Research Article: Mitochondrial genetic haplogroups and cardiovascular diseases: Data from the Osteoarthritis Initiative

Date Published: March 28, 2019

Publisher: Public Library of Science

Author(s): Nicola Veronese, Brendon Stubbs, Ai Koyanagi, Alberto Vaona, Jacopo Demurtas, Patricia Schofield, Stefania Maggi, Viorel Simion.


Some case-control studies reported that mitochondrial haplogroups could be associated with the onset of cardiovascular diseases (CVD), but the literature regarding this topic is limited. We aimed to investigate whether any mitochondrial haplogroup carried a higher or lower risk of CVD in a large cohort of North American people affected by knee osteoarthritis or at high risk for this condition.

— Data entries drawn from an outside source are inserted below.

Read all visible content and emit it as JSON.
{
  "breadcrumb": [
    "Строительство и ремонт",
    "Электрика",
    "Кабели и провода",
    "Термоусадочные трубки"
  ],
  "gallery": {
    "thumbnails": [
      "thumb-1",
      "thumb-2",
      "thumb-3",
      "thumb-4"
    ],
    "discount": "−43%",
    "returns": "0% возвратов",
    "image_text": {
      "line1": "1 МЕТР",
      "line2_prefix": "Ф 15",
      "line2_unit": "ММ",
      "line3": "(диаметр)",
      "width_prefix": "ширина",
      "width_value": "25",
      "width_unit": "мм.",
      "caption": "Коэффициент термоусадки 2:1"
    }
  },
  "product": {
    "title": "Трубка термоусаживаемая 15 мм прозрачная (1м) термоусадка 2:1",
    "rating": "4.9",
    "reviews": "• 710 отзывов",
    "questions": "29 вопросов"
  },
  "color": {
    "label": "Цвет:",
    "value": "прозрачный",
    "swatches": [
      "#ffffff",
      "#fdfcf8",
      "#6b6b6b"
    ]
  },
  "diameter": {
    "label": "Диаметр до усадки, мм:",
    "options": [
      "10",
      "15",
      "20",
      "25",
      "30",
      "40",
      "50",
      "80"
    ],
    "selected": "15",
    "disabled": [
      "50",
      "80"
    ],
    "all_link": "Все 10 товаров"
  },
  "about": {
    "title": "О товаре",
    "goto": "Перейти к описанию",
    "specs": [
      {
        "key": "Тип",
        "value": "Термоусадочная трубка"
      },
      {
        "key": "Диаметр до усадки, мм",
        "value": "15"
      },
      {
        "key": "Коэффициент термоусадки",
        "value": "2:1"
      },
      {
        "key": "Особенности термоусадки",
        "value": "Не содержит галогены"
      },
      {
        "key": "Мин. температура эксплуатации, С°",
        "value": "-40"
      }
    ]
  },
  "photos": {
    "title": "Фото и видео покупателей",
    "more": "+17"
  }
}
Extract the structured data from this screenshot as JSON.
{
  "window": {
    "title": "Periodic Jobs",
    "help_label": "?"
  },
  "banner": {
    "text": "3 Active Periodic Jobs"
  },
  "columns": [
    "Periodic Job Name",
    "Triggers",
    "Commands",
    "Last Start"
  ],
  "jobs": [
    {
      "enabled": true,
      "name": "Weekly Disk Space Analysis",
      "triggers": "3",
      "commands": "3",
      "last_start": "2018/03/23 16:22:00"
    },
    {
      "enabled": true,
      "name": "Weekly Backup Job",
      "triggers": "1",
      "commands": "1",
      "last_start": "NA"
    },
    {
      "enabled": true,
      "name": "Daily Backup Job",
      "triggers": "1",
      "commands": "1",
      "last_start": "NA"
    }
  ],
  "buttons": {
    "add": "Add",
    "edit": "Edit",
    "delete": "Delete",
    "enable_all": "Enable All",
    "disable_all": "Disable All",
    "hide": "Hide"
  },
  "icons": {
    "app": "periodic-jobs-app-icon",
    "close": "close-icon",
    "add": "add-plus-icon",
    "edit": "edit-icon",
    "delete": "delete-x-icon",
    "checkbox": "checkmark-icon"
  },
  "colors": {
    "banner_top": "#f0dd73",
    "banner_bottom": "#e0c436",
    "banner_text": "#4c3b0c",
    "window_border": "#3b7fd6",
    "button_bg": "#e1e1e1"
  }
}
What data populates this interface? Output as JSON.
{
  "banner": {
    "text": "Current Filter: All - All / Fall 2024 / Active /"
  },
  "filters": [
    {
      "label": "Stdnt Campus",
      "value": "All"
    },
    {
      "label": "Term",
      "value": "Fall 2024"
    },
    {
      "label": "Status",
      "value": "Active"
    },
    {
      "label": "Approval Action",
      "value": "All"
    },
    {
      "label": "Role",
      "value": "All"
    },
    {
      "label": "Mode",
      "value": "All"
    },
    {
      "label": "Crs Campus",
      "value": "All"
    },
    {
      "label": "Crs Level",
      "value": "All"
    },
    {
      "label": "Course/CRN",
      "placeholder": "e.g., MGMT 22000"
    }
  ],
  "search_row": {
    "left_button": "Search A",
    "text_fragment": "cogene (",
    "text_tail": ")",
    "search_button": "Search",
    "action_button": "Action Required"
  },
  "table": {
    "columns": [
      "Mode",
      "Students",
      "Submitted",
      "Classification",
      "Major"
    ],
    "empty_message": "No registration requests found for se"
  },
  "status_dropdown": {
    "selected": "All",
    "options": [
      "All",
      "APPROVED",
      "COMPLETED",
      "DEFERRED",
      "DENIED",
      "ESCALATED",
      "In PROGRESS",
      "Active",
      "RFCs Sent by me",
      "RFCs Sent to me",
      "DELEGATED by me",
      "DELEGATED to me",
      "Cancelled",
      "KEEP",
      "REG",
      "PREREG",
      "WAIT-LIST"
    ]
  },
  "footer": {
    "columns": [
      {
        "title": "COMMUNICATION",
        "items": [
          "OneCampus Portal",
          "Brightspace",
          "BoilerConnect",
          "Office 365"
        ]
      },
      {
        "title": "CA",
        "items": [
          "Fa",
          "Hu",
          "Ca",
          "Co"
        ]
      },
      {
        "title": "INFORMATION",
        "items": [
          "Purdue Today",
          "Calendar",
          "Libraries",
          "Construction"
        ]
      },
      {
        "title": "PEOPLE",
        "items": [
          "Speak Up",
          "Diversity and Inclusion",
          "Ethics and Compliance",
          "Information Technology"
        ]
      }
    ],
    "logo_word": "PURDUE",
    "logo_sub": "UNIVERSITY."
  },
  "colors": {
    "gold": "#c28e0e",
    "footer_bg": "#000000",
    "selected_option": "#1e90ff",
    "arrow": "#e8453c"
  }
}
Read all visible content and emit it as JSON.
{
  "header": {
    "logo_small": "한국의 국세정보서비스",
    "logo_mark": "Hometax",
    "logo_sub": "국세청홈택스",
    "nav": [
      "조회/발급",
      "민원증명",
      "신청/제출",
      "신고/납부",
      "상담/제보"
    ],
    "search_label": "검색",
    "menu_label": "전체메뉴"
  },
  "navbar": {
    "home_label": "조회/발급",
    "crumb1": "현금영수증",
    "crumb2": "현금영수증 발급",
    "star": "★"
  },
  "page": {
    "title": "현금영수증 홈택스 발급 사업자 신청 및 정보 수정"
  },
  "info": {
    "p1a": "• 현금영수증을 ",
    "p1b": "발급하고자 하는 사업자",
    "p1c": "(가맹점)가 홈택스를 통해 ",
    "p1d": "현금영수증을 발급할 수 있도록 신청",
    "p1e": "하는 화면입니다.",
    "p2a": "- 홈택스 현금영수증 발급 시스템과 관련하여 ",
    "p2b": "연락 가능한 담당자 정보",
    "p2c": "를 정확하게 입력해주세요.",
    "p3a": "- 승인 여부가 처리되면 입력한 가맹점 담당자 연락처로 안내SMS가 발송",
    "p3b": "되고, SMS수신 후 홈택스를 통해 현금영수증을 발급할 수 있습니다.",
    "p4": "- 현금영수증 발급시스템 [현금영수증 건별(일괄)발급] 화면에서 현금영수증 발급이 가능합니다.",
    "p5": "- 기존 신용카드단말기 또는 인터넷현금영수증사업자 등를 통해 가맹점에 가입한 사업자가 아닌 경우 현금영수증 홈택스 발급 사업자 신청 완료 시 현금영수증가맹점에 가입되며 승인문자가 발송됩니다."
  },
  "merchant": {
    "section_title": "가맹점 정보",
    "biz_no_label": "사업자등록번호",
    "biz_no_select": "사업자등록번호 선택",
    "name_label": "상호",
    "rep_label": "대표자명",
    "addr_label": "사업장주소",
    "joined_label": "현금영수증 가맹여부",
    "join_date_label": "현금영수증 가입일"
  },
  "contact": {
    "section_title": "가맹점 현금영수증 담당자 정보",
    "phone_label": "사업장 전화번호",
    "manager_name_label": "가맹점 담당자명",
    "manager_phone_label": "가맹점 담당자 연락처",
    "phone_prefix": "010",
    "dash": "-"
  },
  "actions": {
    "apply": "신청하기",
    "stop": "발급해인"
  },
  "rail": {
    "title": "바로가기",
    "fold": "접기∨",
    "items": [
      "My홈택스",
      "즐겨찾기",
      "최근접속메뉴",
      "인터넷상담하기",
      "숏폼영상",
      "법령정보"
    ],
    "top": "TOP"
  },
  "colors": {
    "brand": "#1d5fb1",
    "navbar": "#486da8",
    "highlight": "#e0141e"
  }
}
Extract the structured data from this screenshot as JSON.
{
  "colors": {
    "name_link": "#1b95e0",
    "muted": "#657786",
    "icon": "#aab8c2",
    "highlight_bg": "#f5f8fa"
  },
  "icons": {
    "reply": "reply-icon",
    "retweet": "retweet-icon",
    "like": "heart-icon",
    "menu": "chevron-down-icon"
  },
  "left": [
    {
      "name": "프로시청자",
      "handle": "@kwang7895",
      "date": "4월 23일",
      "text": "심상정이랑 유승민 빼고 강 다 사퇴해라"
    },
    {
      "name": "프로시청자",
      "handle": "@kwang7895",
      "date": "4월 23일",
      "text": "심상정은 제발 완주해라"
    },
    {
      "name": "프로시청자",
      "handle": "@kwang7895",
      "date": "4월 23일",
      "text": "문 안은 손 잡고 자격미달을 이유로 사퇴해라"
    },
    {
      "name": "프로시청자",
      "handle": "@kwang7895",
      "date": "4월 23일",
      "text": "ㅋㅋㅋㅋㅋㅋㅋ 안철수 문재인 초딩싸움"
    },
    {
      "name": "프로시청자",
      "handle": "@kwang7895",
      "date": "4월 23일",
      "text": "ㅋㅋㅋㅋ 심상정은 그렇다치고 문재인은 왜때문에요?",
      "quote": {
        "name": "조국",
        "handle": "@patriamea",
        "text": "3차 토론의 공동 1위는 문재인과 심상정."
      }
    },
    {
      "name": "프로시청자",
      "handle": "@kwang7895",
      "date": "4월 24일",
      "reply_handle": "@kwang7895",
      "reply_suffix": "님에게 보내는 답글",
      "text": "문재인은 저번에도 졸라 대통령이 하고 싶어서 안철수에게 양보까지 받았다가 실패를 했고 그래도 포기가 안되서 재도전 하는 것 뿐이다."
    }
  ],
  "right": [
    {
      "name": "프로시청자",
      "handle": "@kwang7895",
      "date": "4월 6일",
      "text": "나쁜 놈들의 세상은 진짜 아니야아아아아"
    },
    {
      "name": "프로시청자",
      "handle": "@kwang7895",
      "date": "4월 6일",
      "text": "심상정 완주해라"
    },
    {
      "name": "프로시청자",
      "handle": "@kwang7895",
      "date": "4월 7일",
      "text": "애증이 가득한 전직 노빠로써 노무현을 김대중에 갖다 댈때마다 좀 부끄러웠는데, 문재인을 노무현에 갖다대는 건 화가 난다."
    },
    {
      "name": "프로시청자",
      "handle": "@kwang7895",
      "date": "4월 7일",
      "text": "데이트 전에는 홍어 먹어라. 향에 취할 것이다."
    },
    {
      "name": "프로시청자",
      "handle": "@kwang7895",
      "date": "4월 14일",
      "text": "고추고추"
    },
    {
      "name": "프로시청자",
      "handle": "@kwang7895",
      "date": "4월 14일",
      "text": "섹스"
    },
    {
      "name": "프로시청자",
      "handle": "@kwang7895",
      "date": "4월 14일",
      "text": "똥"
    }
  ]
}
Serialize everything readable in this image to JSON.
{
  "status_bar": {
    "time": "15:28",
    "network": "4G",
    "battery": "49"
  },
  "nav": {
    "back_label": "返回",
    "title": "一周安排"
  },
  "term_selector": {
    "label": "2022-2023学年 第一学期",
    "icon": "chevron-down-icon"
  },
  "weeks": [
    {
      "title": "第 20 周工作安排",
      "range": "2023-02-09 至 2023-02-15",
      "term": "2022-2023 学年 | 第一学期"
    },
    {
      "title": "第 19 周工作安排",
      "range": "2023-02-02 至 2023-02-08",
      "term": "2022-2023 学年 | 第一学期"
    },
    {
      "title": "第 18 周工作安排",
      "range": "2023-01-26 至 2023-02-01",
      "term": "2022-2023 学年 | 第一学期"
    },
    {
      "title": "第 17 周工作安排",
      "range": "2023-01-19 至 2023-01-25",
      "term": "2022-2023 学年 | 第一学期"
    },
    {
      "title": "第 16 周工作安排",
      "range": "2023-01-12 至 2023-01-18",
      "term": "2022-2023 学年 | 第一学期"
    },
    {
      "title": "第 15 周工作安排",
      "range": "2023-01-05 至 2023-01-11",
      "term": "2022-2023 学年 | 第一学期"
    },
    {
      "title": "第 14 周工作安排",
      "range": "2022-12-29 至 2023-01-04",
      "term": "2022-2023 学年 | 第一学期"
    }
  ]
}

A longitudinal cohort study including individuals from the Osteoarthritis Initiative was done. Haplogroups were assigned through a combination of sequencing and PCR-RFLP techniques. All the mitochondrial haplogroups have been named following this nomenclature: HV, JT, UK, IWX, and superHV/others. The strength of the association between mitochondrial haplogroups and incident CVD was evaluated through a Cox’s regression analysis, adjusted for potential confounders, and reported as hazard ratios (HRs) with their 95% confidence intervals (CIs).

Overall, 3,288 Caucasian participants (56.8% women) with a mean age of 61.3±9.2 years without CVD at baseline were included. During a median follow-up of 8 years, 322 individuals (= 9.8% of baseline population) developed a CVD. After adjusting for 11 potential confounders at baseline and taking those with the HV haplotype as reference (the most frequent), those with JT carried a significant lower risk of CVD (HR = 0.75; 95%CI: 0.54–0.96; p = 0.03). Participants with the J haplogroup had the lowest risk of CVD (HR = 0.71; 95%CI: 0.46–0.95; p = 0.02).

The presence of JT haplogroups (particularly J) may be associated with a reduced risk of CVD. However, this result was not based on a high level of statistical significance. Thus, future research with larger sample size is needed to assess whether our results can be corroborated.

Partial Text

The human mitochondrial genome is a circular set of 16,569 base pairs encoding 37 genes, which are translated into 13 proteins involved in the electron transfer chain, a process essential for cellular function and survival [1]. Mitochondrial DNA (mtDNA) often undergoes mutations, though at a much higher rate than nuclear DNA replication rate, while DNA repair mechanisms are less efficient [1, 2]. In addition, the evolution of mtDNA occurs at a more rapid pace compared to the average nuclear DNA, and thus mutations have accumulated sequentially along radiating maternal lineages [3]. Mismatch can lead to single nucleotide polymorphisms (SNPs), and clusters of these specific SNPs in the mitochondrial genome define mitochondrial haplogroups. Not only germline mutations of the nuclear DNA can be on the basis of the genetic susceptibility to different diseases including cancer [4, 5], but also the biology of mtDNA may explain in part the genetic predisposition to certain pathological processes: mutations in mtDNA, in fact, may influence propensity of subjects to several medical conditions [6–8]. Moreover, inherited mutations of mtDNA lead to several diseases in children that mainly affect central nervous system, muscles and the heart [9].

In this paper, in a cohort of people having knee OA or at high risk for this condition, over a follow-up period of 8 years, we found that people who had an JT haplogroup carried a significantly lower risk of CVD of 25%, compared to the most frequent haplotypes (HV). This finding remained significant after multivariable adjustment for several potential confounders assessed at baseline.




Leave a Reply

Your email address will not be published.